■ PROMPT
All of the entries below should be copied exactly as they appear.
━━━━━━━━━━━━━━━━
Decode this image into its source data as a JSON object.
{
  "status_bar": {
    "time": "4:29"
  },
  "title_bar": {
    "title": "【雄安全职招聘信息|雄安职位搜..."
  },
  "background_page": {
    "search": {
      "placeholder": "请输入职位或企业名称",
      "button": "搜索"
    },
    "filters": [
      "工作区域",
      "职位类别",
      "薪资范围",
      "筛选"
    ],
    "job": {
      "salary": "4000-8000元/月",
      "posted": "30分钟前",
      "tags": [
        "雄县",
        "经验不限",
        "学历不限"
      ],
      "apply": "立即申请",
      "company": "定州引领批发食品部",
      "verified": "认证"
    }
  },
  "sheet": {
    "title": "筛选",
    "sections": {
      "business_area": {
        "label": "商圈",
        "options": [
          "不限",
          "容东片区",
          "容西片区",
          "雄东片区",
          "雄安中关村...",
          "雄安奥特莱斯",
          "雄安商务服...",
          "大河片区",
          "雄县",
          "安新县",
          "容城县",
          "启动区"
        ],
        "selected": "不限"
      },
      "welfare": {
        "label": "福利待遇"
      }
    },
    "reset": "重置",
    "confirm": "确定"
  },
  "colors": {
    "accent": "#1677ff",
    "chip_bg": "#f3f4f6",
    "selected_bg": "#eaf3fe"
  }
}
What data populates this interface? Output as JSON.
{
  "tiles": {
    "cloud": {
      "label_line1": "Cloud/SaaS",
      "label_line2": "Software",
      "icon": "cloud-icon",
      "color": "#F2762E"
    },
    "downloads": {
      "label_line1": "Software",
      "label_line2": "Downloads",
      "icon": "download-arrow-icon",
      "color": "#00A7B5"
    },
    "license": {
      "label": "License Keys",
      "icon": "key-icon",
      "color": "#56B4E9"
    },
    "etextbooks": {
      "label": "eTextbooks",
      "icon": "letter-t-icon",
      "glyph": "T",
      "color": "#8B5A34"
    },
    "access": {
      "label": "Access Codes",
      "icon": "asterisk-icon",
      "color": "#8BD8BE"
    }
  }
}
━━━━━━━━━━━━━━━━
■ ANSWER SECTION
Decode this image into its source data as a JSON object.
{
  "status_bar": {
    "time": "4:29"
  },
  "title_bar": {
    "title": "【雄安全职招聘信息|雄安职位搜..."
  },
  "background_page": {
    "search": {
      "placeholder": "请输入职位或企业名称",
      "button": "搜索"
    },
    "filters": [
      "工作区域",
      "职位类别",
      "薪资范围",
      "筛选"
    ],
    "job": {
      "salary": "4000-8000元/月",
      "posted": "30分钟前",
      "tags": [
        "雄县",
        "经验不限",
        "学历不限"
      ],
      "apply": "立即申请",
      "company": "定州引领批发食品部",
      "verified": "认证"
    }
  },
  "sheet": {
    "title": "筛选",
    "sections": {
      "business_area": {
        "label": "商圈",
        "options": [
          "不限",
          "容东片区",
          "容西片区",
          "雄东片区",
          "雄安中关村...",
          "雄安奥特莱斯",
          "雄安商务服...",
          "大河片区",
          "雄县",
          "安新县",
          "容城县",
          "启动区"
        ],
        "selected": "不限"
      },
      "welfare": {
        "label": "福利待遇"
      }
    },
    "reset": "重置",
    "confirm": "确定"
  },
  "colors": {
    "accent": "#1677ff",
    "chip_bg": "#f3f4f6",
    "selected_bg": "#eaf3fe"
  }
}
What data populates this interface? Output as JSON.
{
  "tiles": {
    "cloud": {
      "label_line1": "Cloud/SaaS",
      "label_line2": "Software",
      "icon": "cloud-icon",
      "color": "#F2762E"
    },
    "downloads": {
      "label_line1": "Software",
      "label_line2": "Downloads",
      "icon": "download-arrow-icon",
      "color": "#00A7B5"
    },
    "license": {
      "label": "License Keys",
      "icon": "key-icon",
      "color": "#56B4E9"
    },
    "etextbooks": {
      "label": "eTextbooks",
      "icon": "letter-t-icon",
      "glyph": "T",
      "color": "#8B5A34"
    },
    "access": {
      "label": "Access Codes",
      "icon": "asterisk-icon",
      "color": "#8BD8BE"
    }
  }
}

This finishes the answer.